MANHATTAN — The Union Square Greenmarket is more closely associated with gourmet chefs than  frugal shoppers. But the outdoor market’s popularity is skyrocketing with food stamp users, new city numbers show.

A total of $151,813 worth of merchandise was purchased with food stamps at the market in 2011— a whopping $105,000 more than in 2010.

“I think Union Square has a bit of a reputation because it is such a hub for chefs and people love to talk about the variety,” said Cheryl Huber, assistant director of Greenmarket for GrowNYC, which runs markets across the city and visits Union Square’s market at least once a week.

"It really is a hub for all sorts of communities,” she said, adding that she's met people from across the city, including many who are turning to assistance for the first time, as the economic slump continues.

“Everyday there’s someone new who comes to ask and is surprised they can use their EBT card,” she said.

The numbers at Union Square are part of a larger bump in food stamp use at greenmarkets city-wide, where spending rose nearly 25 percent in 2011, with over $620,000 in sales, officials said.
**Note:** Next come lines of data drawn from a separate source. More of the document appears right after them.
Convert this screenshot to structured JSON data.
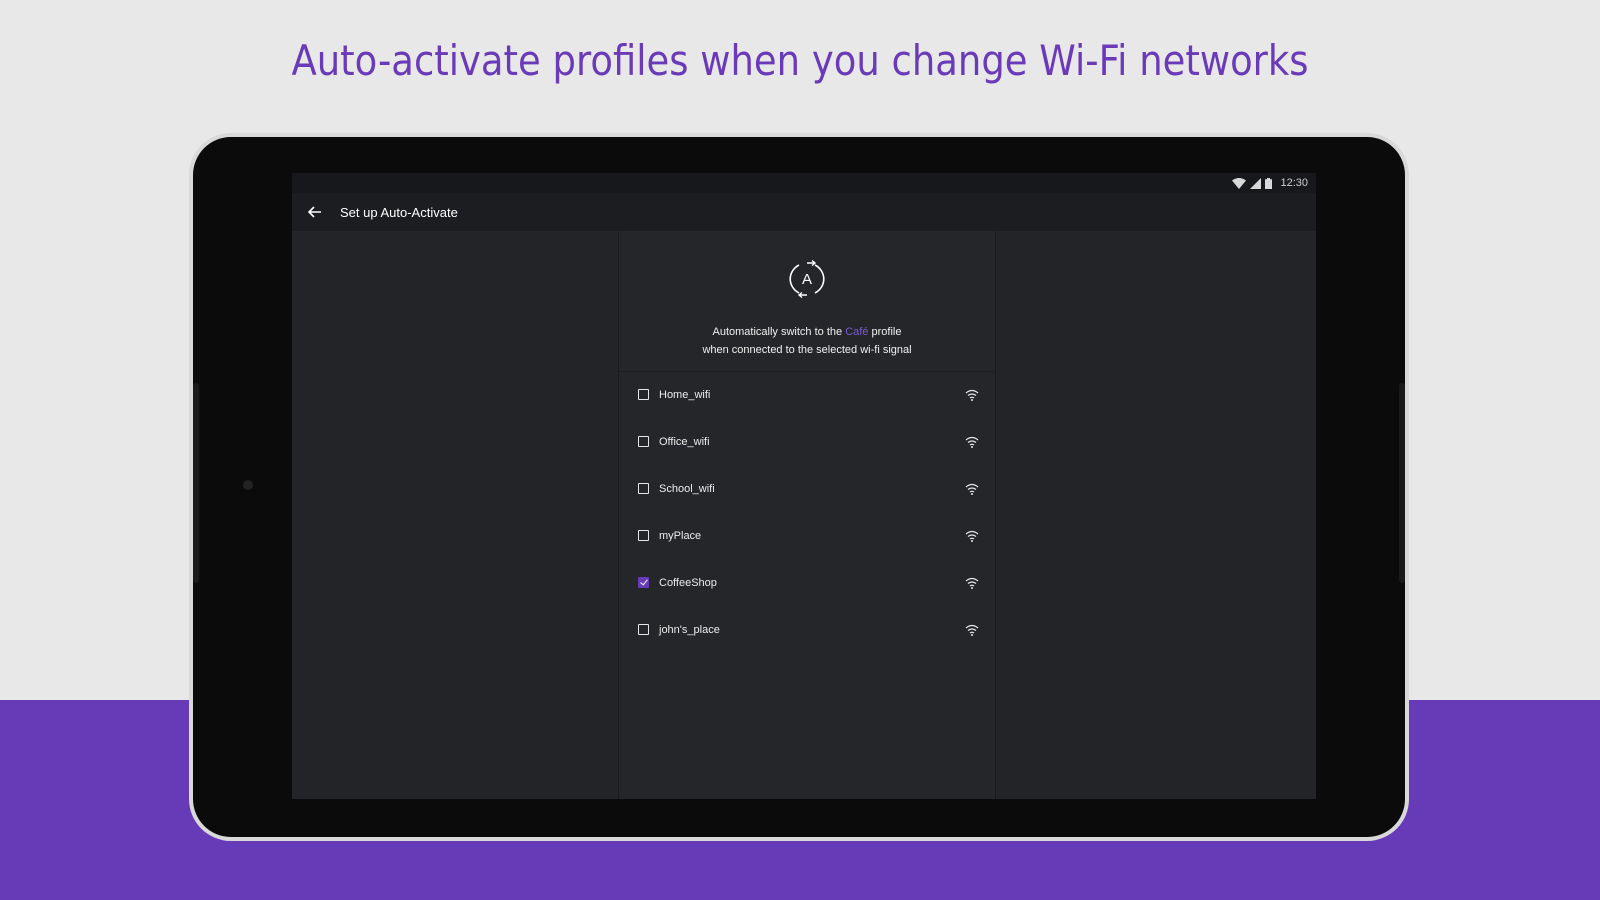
{
  "headline": "Auto-activate profiles when you change Wi-Fi networks",
  "status_bar": {
    "time": "12:30",
    "icons": [
      "wifi-icon",
      "cell-signal-icon",
      "battery-icon"
    ]
  },
  "app_bar": {
    "title": "Set up Auto-Activate",
    "back_icon": "back-arrow-icon"
  },
  "panel": {
    "icon": "auto-activate-icon",
    "icon_letter": "A",
    "description_before": "Automatically switch to the ",
    "profile_name": "Café",
    "description_after": " profile",
    "description_line2": "when connected to the selected wi-fi signal"
  },
  "wifi_networks": [
    {
      "name": "Home_wifi",
      "checked": false
    },
    {
      "name": "Office_wifi",
      "checked": false
    },
    {
      "name": "School_wifi",
      "checked": false
    },
    {
      "name": "myPlace",
      "checked": false
    },
    {
      "name": "CoffeeShop",
      "checked": true
    },
    {
      "name": "john's_place",
      "checked": false
    }
  ],
  "colors": {
    "accent": "#673ab7",
    "headline": "#6a3ab8",
    "background": "#e8e8e9",
    "screen": "#232428"
  }
}
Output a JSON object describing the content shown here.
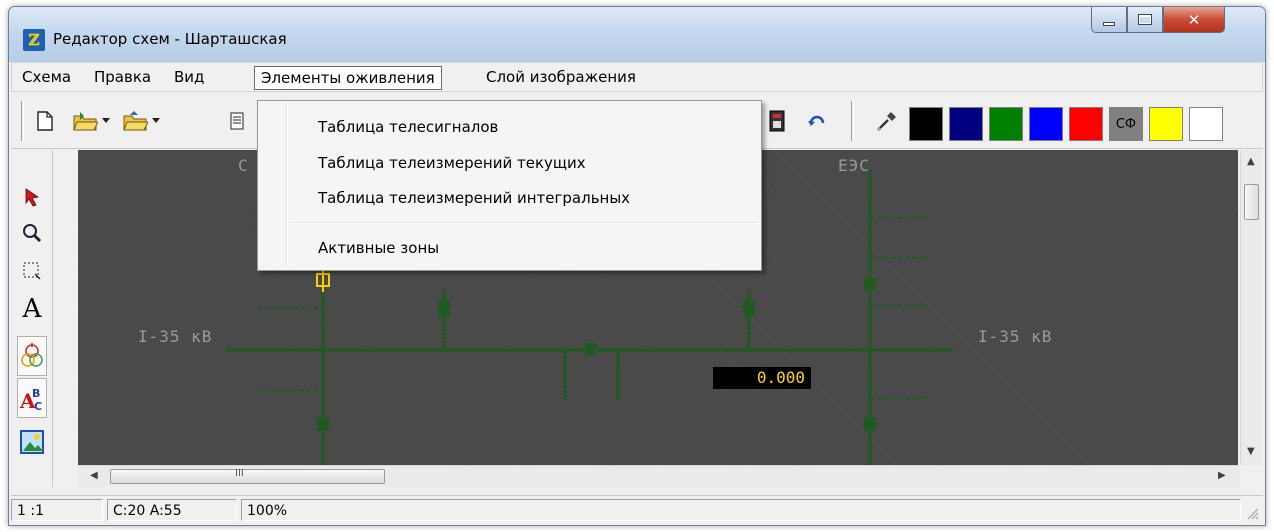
{
  "window": {
    "title": "Редактор схем - Шарташская"
  },
  "menubar": {
    "items": [
      {
        "label": "Схема"
      },
      {
        "label": "Правка"
      },
      {
        "label": "Вид"
      },
      {
        "label": "Элементы оживления"
      },
      {
        "label": "Слой изображения"
      }
    ],
    "active_index": 3
  },
  "dropdown": {
    "items": [
      {
        "label": "Таблица телесигналов"
      },
      {
        "label": "Таблица телеизмерений текущих"
      },
      {
        "label": "Таблица телеизмерений интегральных"
      },
      {
        "label": "Активные зоны"
      }
    ]
  },
  "toolbar": {
    "icons": [
      "new-file-icon",
      "open-folder-icon",
      "save-folder-icon",
      "print-icon",
      "device-icon",
      "refresh-icon",
      "eyedropper-icon"
    ],
    "palette": [
      {
        "color": "#000000",
        "label": ""
      },
      {
        "color": "#000080",
        "label": ""
      },
      {
        "color": "#008000",
        "label": ""
      },
      {
        "color": "#0000ff",
        "label": ""
      },
      {
        "color": "#ff0000",
        "label": ""
      },
      {
        "color": "#808080",
        "label": "СФ"
      },
      {
        "color": "#ffff00",
        "label": ""
      },
      {
        "color": "#ffffff",
        "label": ""
      }
    ]
  },
  "canvas": {
    "value_display": "0.000",
    "bus_label_left": "I-35 кВ",
    "bus_label_right": "I-35 кВ",
    "top_label_left": "C",
    "top_label_right": "ЕЭС"
  },
  "statusbar": {
    "cell1": "1 :1",
    "cell2": "C:20  A:55",
    "cell3": "100%"
  },
  "scroll": {
    "hscroll_mid": "III"
  },
  "colors": {
    "schematic_line": "#1f5a1f",
    "value_text": "#ffd800",
    "canvas_bg": "#474747"
  }
}
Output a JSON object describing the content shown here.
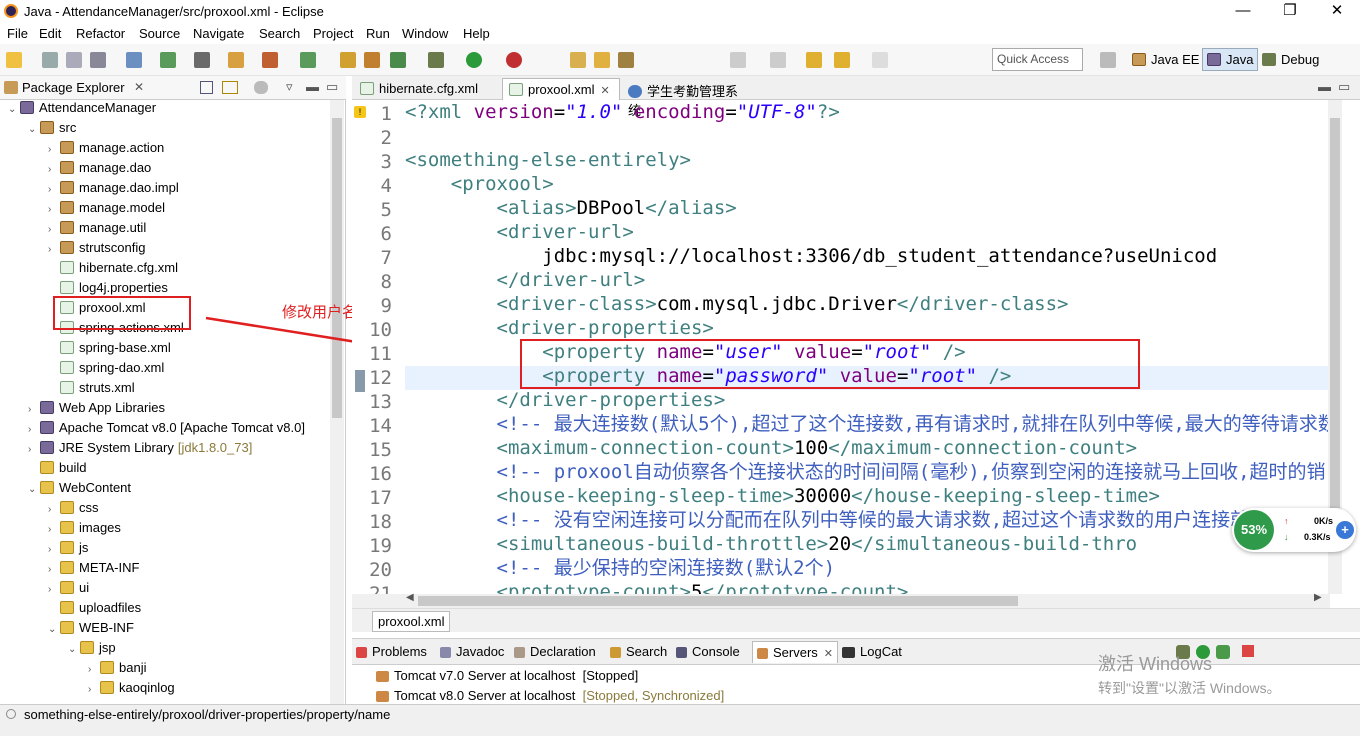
{
  "window": {
    "title": "Java - AttendanceManager/src/proxool.xml - Eclipse",
    "minimize": "—",
    "maximize": "❐",
    "close": "✕"
  },
  "menu": [
    "File",
    "Edit",
    "Refactor",
    "Source",
    "Navigate",
    "Search",
    "Project",
    "Run",
    "Window",
    "Help"
  ],
  "toolbar": {
    "quick_access_placeholder": "Quick Access",
    "perspectives": [
      "Java EE",
      "Java",
      "Debug"
    ]
  },
  "package_explorer": {
    "title": "Package Explorer",
    "items": [
      {
        "label": "AttendanceManager",
        "depth": 0,
        "twisty": "⌄",
        "icon": "project-icon"
      },
      {
        "label": "src",
        "depth": 1,
        "twisty": "⌄",
        "icon": "src-folder-icon"
      },
      {
        "label": "manage.action",
        "depth": 2,
        "twisty": "›",
        "icon": "package-icon"
      },
      {
        "label": "manage.dao",
        "depth": 2,
        "twisty": "›",
        "icon": "package-icon"
      },
      {
        "label": "manage.dao.impl",
        "depth": 2,
        "twisty": "›",
        "icon": "package-icon"
      },
      {
        "label": "manage.model",
        "depth": 2,
        "twisty": "›",
        "icon": "package-icon"
      },
      {
        "label": "manage.util",
        "depth": 2,
        "twisty": "›",
        "icon": "package-icon"
      },
      {
        "label": "strutsconfig",
        "depth": 2,
        "twisty": "›",
        "icon": "package-icon"
      },
      {
        "label": "hibernate.cfg.xml",
        "depth": 2,
        "twisty": "",
        "icon": "xml-file-icon"
      },
      {
        "label": "log4j.properties",
        "depth": 2,
        "twisty": "",
        "icon": "xml-file-icon"
      },
      {
        "label": "proxool.xml",
        "depth": 2,
        "twisty": "",
        "icon": "xml-file-icon"
      },
      {
        "label": "spring-actions.xml",
        "depth": 2,
        "twisty": "",
        "icon": "xml-file-icon"
      },
      {
        "label": "spring-base.xml",
        "depth": 2,
        "twisty": "",
        "icon": "xml-file-icon"
      },
      {
        "label": "spring-dao.xml",
        "depth": 2,
        "twisty": "",
        "icon": "xml-file-icon"
      },
      {
        "label": "struts.xml",
        "depth": 2,
        "twisty": "",
        "icon": "xml-file-icon"
      },
      {
        "label": "Web App Libraries",
        "depth": 1,
        "twisty": "›",
        "icon": "library-icon"
      },
      {
        "label": "Apache Tomcat v8.0 [Apache Tomcat v8.0]",
        "depth": 1,
        "twisty": "›",
        "icon": "library-icon"
      },
      {
        "label": "JRE System Library",
        "depth": 1,
        "twisty": "›",
        "icon": "library-icon",
        "suffix": "[jdk1.8.0_73]"
      },
      {
        "label": "build",
        "depth": 1,
        "twisty": "",
        "icon": "folder-icon"
      },
      {
        "label": "WebContent",
        "depth": 1,
        "twisty": "⌄",
        "icon": "folder-icon"
      },
      {
        "label": "css",
        "depth": 2,
        "twisty": "›",
        "icon": "folder-icon"
      },
      {
        "label": "images",
        "depth": 2,
        "twisty": "›",
        "icon": "folder-icon"
      },
      {
        "label": "js",
        "depth": 2,
        "twisty": "›",
        "icon": "folder-icon"
      },
      {
        "label": "META-INF",
        "depth": 2,
        "twisty": "›",
        "icon": "folder-icon"
      },
      {
        "label": "ui",
        "depth": 2,
        "twisty": "›",
        "icon": "folder-icon"
      },
      {
        "label": "uploadfiles",
        "depth": 2,
        "twisty": "",
        "icon": "folder-icon"
      },
      {
        "label": "WEB-INF",
        "depth": 2,
        "twisty": "⌄",
        "icon": "folder-icon"
      },
      {
        "label": "jsp",
        "depth": 3,
        "twisty": "⌄",
        "icon": "folder-icon"
      },
      {
        "label": "banji",
        "depth": 4,
        "twisty": "›",
        "icon": "folder-icon"
      },
      {
        "label": "kaoqinlog",
        "depth": 4,
        "twisty": "›",
        "icon": "folder-icon"
      }
    ]
  },
  "annotation": "修改用户名和密码",
  "editor": {
    "tabs": [
      {
        "label": "hibernate.cfg.xml",
        "active": false
      },
      {
        "label": "proxool.xml",
        "active": true
      },
      {
        "label": "学生考勤管理系统",
        "active": false
      }
    ],
    "bottom_tab": "proxool.xml",
    "lines": [
      {
        "n": "1",
        "tokens": [
          [
            "tag",
            "<?xml "
          ],
          [
            "att",
            "version"
          ],
          [
            "txt",
            "="
          ],
          [
            "val",
            "\"1.0\""
          ],
          [
            "txt",
            " "
          ],
          [
            "att",
            "encoding"
          ],
          [
            "txt",
            "="
          ],
          [
            "val",
            "\"UTF-8\""
          ],
          [
            "tag",
            "?>"
          ]
        ]
      },
      {
        "n": "2",
        "tokens": []
      },
      {
        "n": "3",
        "tokens": [
          [
            "tag",
            "<something-else-entirely>"
          ]
        ]
      },
      {
        "n": "4",
        "tokens": [
          [
            "txt",
            "    "
          ],
          [
            "tag",
            "<proxool>"
          ]
        ]
      },
      {
        "n": "5",
        "tokens": [
          [
            "txt",
            "        "
          ],
          [
            "tag",
            "<alias>"
          ],
          [
            "txt",
            "DBPool"
          ],
          [
            "tag",
            "</alias>"
          ]
        ]
      },
      {
        "n": "6",
        "tokens": [
          [
            "txt",
            "        "
          ],
          [
            "tag",
            "<driver-url>"
          ]
        ]
      },
      {
        "n": "7",
        "tokens": [
          [
            "txt",
            "            jdbc:mysql://localhost:3306/db_student_attendance?useUnicod"
          ]
        ]
      },
      {
        "n": "8",
        "tokens": [
          [
            "txt",
            "        "
          ],
          [
            "tag",
            "</driver-url>"
          ]
        ]
      },
      {
        "n": "9",
        "tokens": [
          [
            "txt",
            "        "
          ],
          [
            "tag",
            "<driver-class>"
          ],
          [
            "txt",
            "com.mysql.jdbc.Driver"
          ],
          [
            "tag",
            "</driver-class>"
          ]
        ]
      },
      {
        "n": "10",
        "tokens": [
          [
            "txt",
            "        "
          ],
          [
            "tag",
            "<driver-properties>"
          ]
        ]
      },
      {
        "n": "11",
        "tokens": [
          [
            "txt",
            "            "
          ],
          [
            "tag",
            "<property "
          ],
          [
            "att",
            "name"
          ],
          [
            "txt",
            "="
          ],
          [
            "val",
            "\"user\""
          ],
          [
            "txt",
            " "
          ],
          [
            "att",
            "value"
          ],
          [
            "txt",
            "="
          ],
          [
            "val",
            "\"root\""
          ],
          [
            "txt",
            " "
          ],
          [
            "tag",
            "/>"
          ]
        ]
      },
      {
        "n": "12",
        "tokens": [
          [
            "txt",
            "            "
          ],
          [
            "tag",
            "<property "
          ],
          [
            "att",
            "name"
          ],
          [
            "txt",
            "="
          ],
          [
            "val",
            "\"password\""
          ],
          [
            "txt",
            " "
          ],
          [
            "att",
            "value"
          ],
          [
            "txt",
            "="
          ],
          [
            "val",
            "\"root\""
          ],
          [
            "txt",
            " "
          ],
          [
            "tag",
            "/>"
          ]
        ]
      },
      {
        "n": "13",
        "tokens": [
          [
            "txt",
            "        "
          ],
          [
            "tag",
            "</driver-properties>"
          ]
        ]
      },
      {
        "n": "14",
        "tokens": [
          [
            "txt",
            "        "
          ],
          [
            "cmt",
            "<!-- 最大连接数(默认5个),超过了这个连接数,再有请求时,就排在队列中等候,最大的等待请求数"
          ]
        ]
      },
      {
        "n": "15",
        "tokens": [
          [
            "txt",
            "        "
          ],
          [
            "tag",
            "<maximum-connection-count>"
          ],
          [
            "txt",
            "100"
          ],
          [
            "tag",
            "</maximum-connection-count>"
          ]
        ]
      },
      {
        "n": "16",
        "tokens": [
          [
            "txt",
            "        "
          ],
          [
            "cmt",
            "<!-- proxool自动侦察各个连接状态的时间间隔(毫秒),侦察到空闲的连接就马上回收,超时的销"
          ]
        ]
      },
      {
        "n": "17",
        "tokens": [
          [
            "txt",
            "        "
          ],
          [
            "tag",
            "<house-keeping-sleep-time>"
          ],
          [
            "txt",
            "30000"
          ],
          [
            "tag",
            "</house-keeping-sleep-time>"
          ]
        ]
      },
      {
        "n": "18",
        "tokens": [
          [
            "txt",
            "        "
          ],
          [
            "cmt",
            "<!-- 没有空闲连接可以分配而在队列中等候的最大请求数,超过这个请求数的用户连接就"
          ]
        ]
      },
      {
        "n": "19",
        "tokens": [
          [
            "txt",
            "        "
          ],
          [
            "tag",
            "<simultaneous-build-throttle>"
          ],
          [
            "txt",
            "20"
          ],
          [
            "tag",
            "</simultaneous-build-thro"
          ]
        ]
      },
      {
        "n": "20",
        "tokens": [
          [
            "txt",
            "        "
          ],
          [
            "cmt",
            "<!-- 最少保持的空闲连接数(默认2个)"
          ]
        ]
      },
      {
        "n": "21",
        "tokens": [
          [
            "txt",
            "        "
          ],
          [
            "tag",
            "<prototype-count>"
          ],
          [
            "txt",
            "5"
          ],
          [
            "tag",
            "</prototype-count>"
          ]
        ]
      }
    ]
  },
  "bottom_panel": {
    "tabs": [
      "Problems",
      "Javadoc",
      "Declaration",
      "Search",
      "Console",
      "Servers",
      "LogCat"
    ],
    "servers": [
      {
        "name": "Tomcat v7.0 Server at localhost",
        "state": "[Stopped]"
      },
      {
        "name": "Tomcat v8.0 Server at localhost",
        "state": "[Stopped, Synchronized]"
      }
    ]
  },
  "status_bar": "something-else-entirely/proxool/driver-properties/property/name",
  "net_widget": {
    "percent": "53%",
    "up": "0K/s",
    "down": "0.3K/s"
  },
  "watermark": {
    "line1": "激活 Windows",
    "line2": "转到\"设置\"以激活 Windows。"
  },
  "colors": {
    "annotation_red": "#e02020",
    "xml_tag": "#3f7f7f",
    "xml_attr": "#7f007f",
    "xml_value": "#2a00ff",
    "comment": "#3f5fbf"
  }
}
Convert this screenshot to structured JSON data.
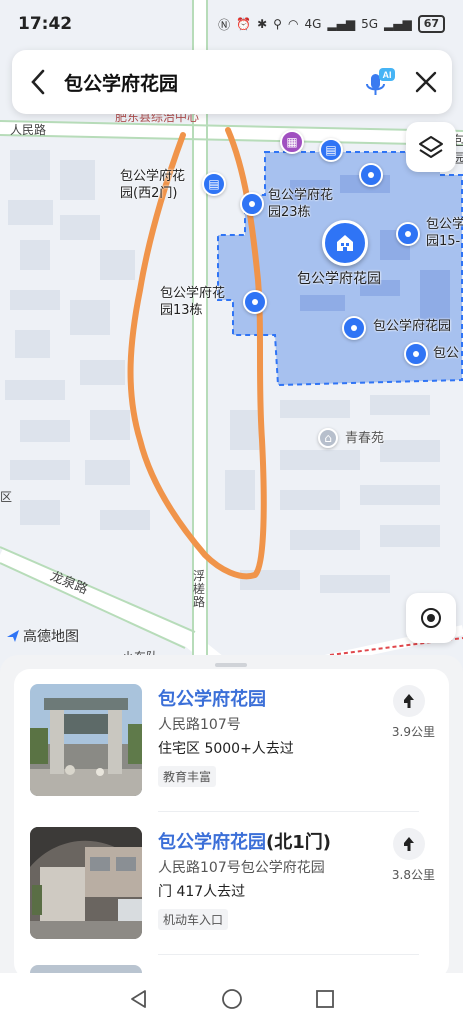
{
  "status": {
    "time": "17:42",
    "battery": "67",
    "signal_4g": "4G",
    "signal_5g": "5G"
  },
  "search": {
    "query": "包公学府花园",
    "ai_badge": "AI"
  },
  "map": {
    "labels": {
      "renmin_road": "人民路",
      "top_partial": "肥东县综治中心",
      "west_gate": "包公学府花\n园(西2门)",
      "bldg23": "包公学府花\n园23栋",
      "bldg13": "包公学府花\n园13栋",
      "main": "包公学府花园",
      "east_partial": "包公学\n园15-",
      "east_partial2": "包公学府花园",
      "east_partial3": "包公",
      "qingchun": "青春苑",
      "longquan_road": "龙泉路",
      "fuchu_road": "浮\n槎\n路",
      "left_partial": "区",
      "bottom_partial": "小东队",
      "right_edge1": "包",
      "right_edge2": "园"
    },
    "logo": "高德地图",
    "accent": "#2f74f5",
    "annotation_color": "#f0944a"
  },
  "results": [
    {
      "title": "包公学府花园",
      "title_suffix": "",
      "address": "人民路107号",
      "info": "住宅区 5000+人去过",
      "tag": "教育丰富",
      "distance": "3.9公里"
    },
    {
      "title": "包公学府花园",
      "title_suffix": "(北1门)",
      "address": "人民路107号包公学府花园",
      "info": "门 417人去过",
      "tag": "机动车入口",
      "distance": "3.8公里"
    }
  ]
}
There are more than 40 greenmarkets around the city that accept food stamps under the Greenmarket EBT Initiative, a marked increase from the three that accepted the benefits in 2005.  In Manahttan, they stretch from Bowling Green to Inwood.

While many assume that prices at the market are significantly higher, Huber said they're comparable on most produce, especially since items often last longer because they're fresh.

In addition to the boost in sales, Huber said that there’s also been a shift in the types of items food stamp users buy, with a greater percentage of benefits spent on fruits and veggies, instead of baked goods, including sweet treats likes cookies and cakes.

While officials say part of the boost is likely due to a stronger focus on healthy foods, they also credited partnerships with the City Council and the Food Bank for New York City, which have provided funding for card scanners as well as on-site screenings where people can answer questions to find out whether they’re qualified.

Officials hailed the numbers as a health boost for low-income communities.

“The dramatic increase in the use of food stamps at the markets this year is further evidence that, when given the opportunity, New Yorkers will choose to eat healthy,” City Councilwoman Annabel Palma, chair of the City Council’s General Welfare Committee, said.

The new numbers comes a day after City Council Speaker Christine Quinn called for an investigation following a drop in stamp use in November, 2011.

Some 13,000 fewer New Yorkers qualified for food stamps in November — the highest decrease in enrollment in more than a year, said Quinn, who described the drop as “alarming.”

A spokesman for the Human Resources Administration said it was not immediately clear what was responsible for the drop, but noted that fluctuations are normal and that the difference was less than half of one percent.

More than 1.8 million New Yorkers are currently on food stamps, according to the HRA.

The General Welfare Committee is expected to hold an oversight hearing to address the drop in the coming weeks.